David Cram
Recently bought a used 505 for his boys

Ian, why have you decided to come back to 505s for this event?
"The 505 championships are a really good, fun event to do. I have sailed them competitively since the early '90s because I wanted to do the best sailing I could outside the Olympic classes and won the worlds in '93.

It is a brilliant boat, you can race it in 35 knots or five knots and it is still a good boat. They have recently increased the size of the spinnaker and that has made it even better and there are other improvements in the pipeline with the hull weight and the introduction of carbon spars. In summary is the most fun boat you can sail internationally."
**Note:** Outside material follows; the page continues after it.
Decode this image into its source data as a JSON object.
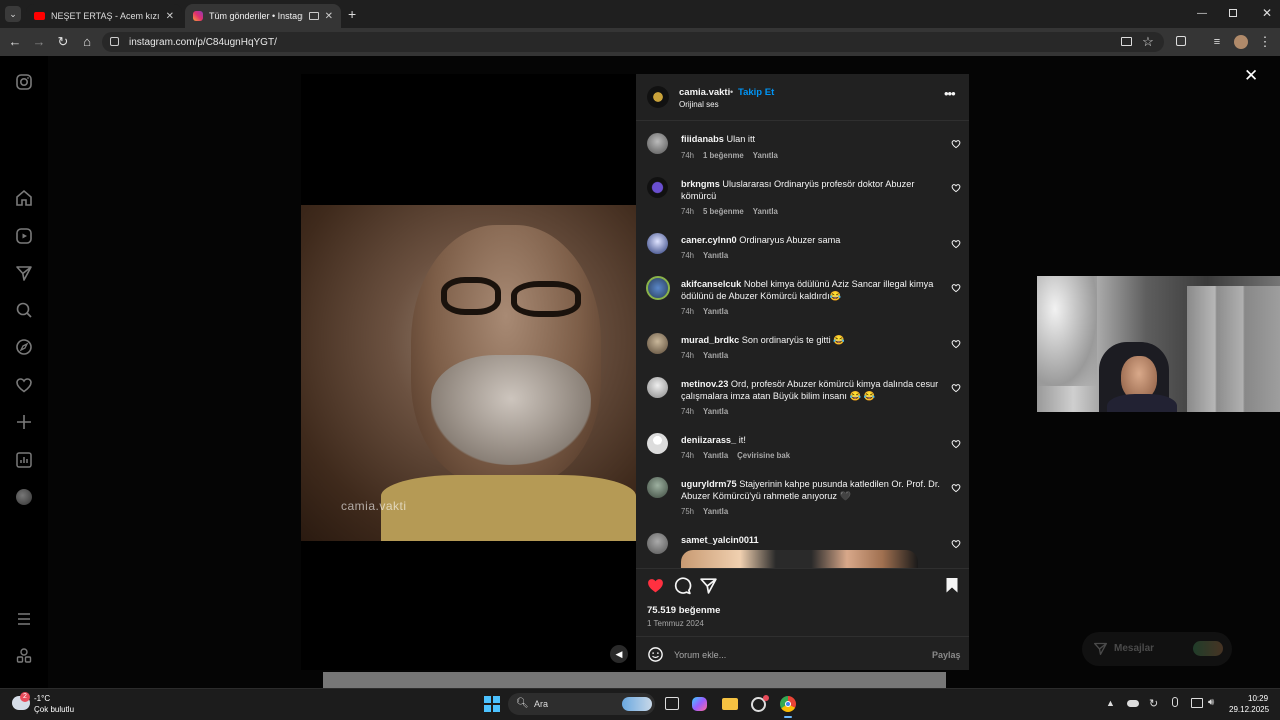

You mentioned about the larger spinnaker - have you noticed the difference?
"I haven't sailed with the old one for so long, however it has made a big difference as downwind we are now reaching all over the place. In truth, we don't really need a gybe mark anymore. Before it required 14 knots for reaching downwind (as opposed to straight running). I thought it would drop to 12, but the reality is that it is nearer eight knots depending on the wave pattern. So it is very similar to asymmetric sailing"

Ian Barker
1993 International 505 World Champion and 49er silver medalist at the Sydney Olympics
quotes from a Steve Arkley interview in the January 17th, 2003 Yachts & Yachting

My first wild trapeze boat was the great 505 while I was at the Univ. of Wisconsin in 1958. I and a French student friend of mine got a hold of a beat up one, fixed it all up, total new varnish job, added some funny crude ball bearing homemade blocks I hacked together for our iceboats and ripped off for the 505.

Classes? What classes? Maybe attend morning classes, just enough to be a student, barely, but then the afternoons were spent tearing all over Lake Mendota in front of the campus yelling our heads off! Foul weather gear? Dry suits? Nah, plastic garbage bags over sweat shirts and Levis was all the fashion we could muster.

The 505 grabbed lots of attention because it was the only boat allowed on the lake by the Univ. Life Guard Station when it was hootin' the tops off the waves. Showing off to the girls was an added bonus until we stepped ashore. Looking at a couple of mad, grinning, soaked to the bone, shivering guys wearing shredded garbage bags didn't seem to impress them. So, we slopped beer without them and saved money to boot!

The 505, what a super boat, I was hooked!"

Peter Harken

Co-founder of Vanguard Racing Sailboats and Harken Yacht Equipment (current President)
as quoted in the SCUTTLEBUTT 1502 - January 22, 2004